The success has led Turkey to become one of the 10 countries to produce lunar soil on earth after the U.S., Germany, Australia, China, India, Italy, Japan, Canada and South Korea.
“We have achieved similar soil samples like the ones on the moon,” Cengiz Toklu, the head of the science team, told Demirören News Agency on March 15.
According to the professor, the National Aeronautics and Space Administration (NASA) in the U.S. has brought around 400 kilos of lunar soil to earth with the space missions of Apollo and Luna. Also, the unmanned Chinese rovers traveling on the moon have collected about 1.7 kilos of soil samples.
“The [chemical] characteristics of the soil samples on the moon differ from the locations they were collected.
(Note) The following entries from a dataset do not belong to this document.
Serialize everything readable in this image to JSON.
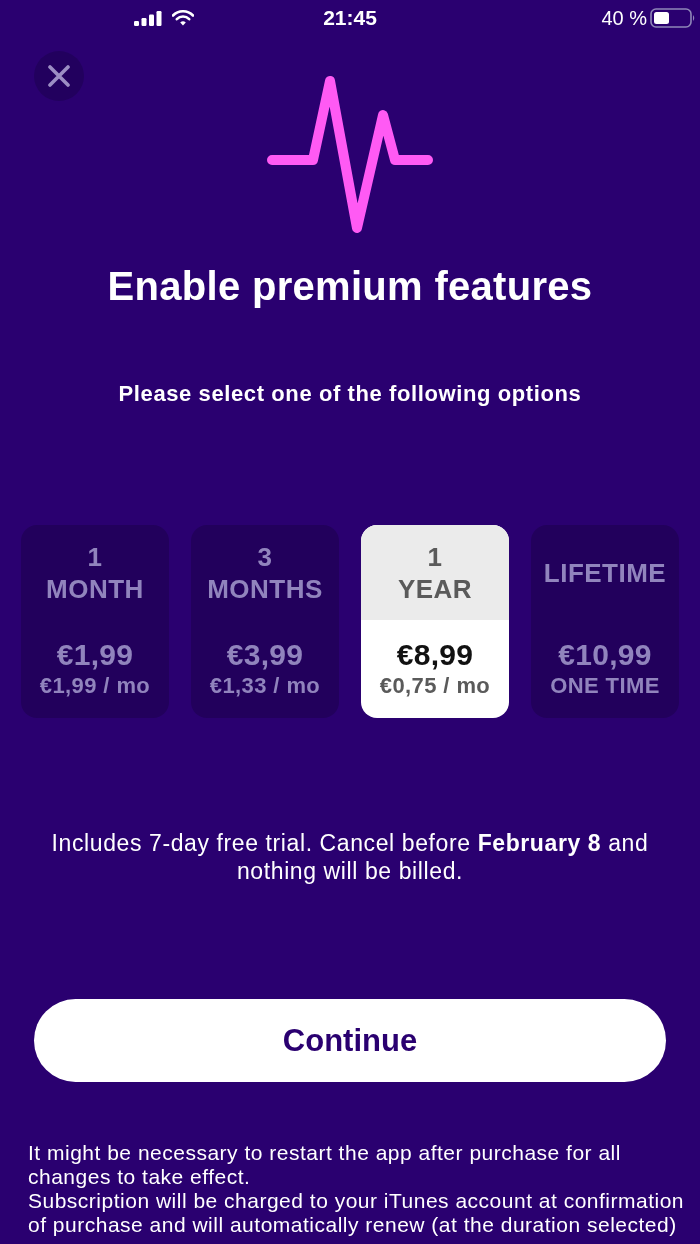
{
  "status_bar": {
    "time": "21:45",
    "battery": "40 %"
  },
  "title": "Enable premium features",
  "subtitle": "Please select one of the following options",
  "plans": [
    {
      "period": "1\nMONTH",
      "price": "€1,99",
      "per_month": "€1,99 / mo",
      "selected": false
    },
    {
      "period": "3\nMONTHS",
      "price": "€3,99",
      "per_month": "€1,33 / mo",
      "selected": false
    },
    {
      "period": "1\nYEAR",
      "price": "€8,99",
      "per_month": "€0,75 / mo",
      "selected": true
    },
    {
      "period": "LIFETIME",
      "price": "€10,99",
      "per_month": "ONE TIME",
      "selected": false
    }
  ],
  "trial_note": "Includes 7-day free trial. Cancel before **February 8** and nothing will be billed.",
  "continue_button": "Continue",
  "footer": [
    "It might be necessary to restart the app after purchase for all changes to take effect.",
    "Subscription will be charged to your iTunes account at confirmation of purchase and will automatically renew (at the duration selected)"
  ]
}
A sample from a high altitude differs from the one taken from a hole [a crater],” he said. “While the other countries worked on specific soil samples, we created a formula covering all soil samples,” he added.
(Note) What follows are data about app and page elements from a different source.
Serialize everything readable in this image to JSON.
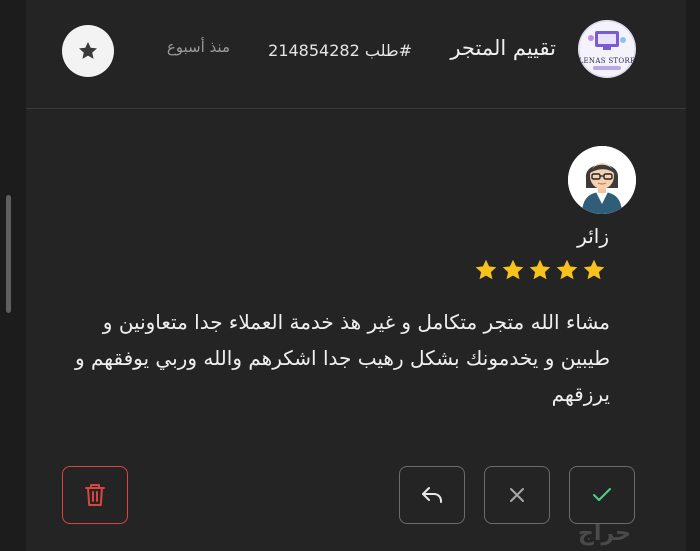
{
  "header": {
    "store_title": "تقييم المتجر",
    "order_label": "طلب 214854282#",
    "time_ago": "منذ أسبوع",
    "store_logo_text": "LENAS STORE",
    "star_badge_icon": "star-icon"
  },
  "review": {
    "reviewer_name": "زائر",
    "rating": 5,
    "rating_max": 5,
    "star_color": "#f7c21b",
    "text": "مشاء الله متجر متكامل و غير هذ خدمة العملاء جدا متعاونين و طيبين و يخدمونك بشكل رهيب جدا اشكرهم والله وربي يوفقهم و يرزقهم"
  },
  "actions": {
    "delete_icon": "trash-icon",
    "delete_color": "#d9453f",
    "reply_icon": "reply-arrow-icon",
    "reject_icon": "close-icon",
    "approve_icon": "check-icon",
    "approve_color": "#4fd08a"
  },
  "watermark": {
    "text": "حراج"
  }
}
The professor highlighted that they named the “best sample they have achieved” similar to the ones collected during the Apollo mission as “TBG-1.”
“T” stands for Turkey and “B” for Beykent, the name of the Turkish university supporting the research.
Toklu expressed the steps they have taken amid the research one by one. “We had the chemical analysis of the original lunar soil samples,” he said, adding, “Then we started collecting samples from unspoiled areas at various volcanic sites across Turkey.”
The professor hinted that they had “some help from some mountaineers” in collecting those samples.
Finally, they started lab experiments with the mixture of collected samples.
“Despite the high costs of space works, we have achieved this with a low budget,” the professor underlined.
When asked about the next step they will take, Toklu replied, “Now, we will deal with what we can do with the soil we have produced.”
“Producing tons of them, we will test how we will be able to use them on the moon.”
Turkey, which established its own space agency in 2018, announced its national space program in February 2021. The country aims to make a rough landing on the moon in 2023 and send an unmanned rover on the moon and an astronaut to the International Space Station by 2030.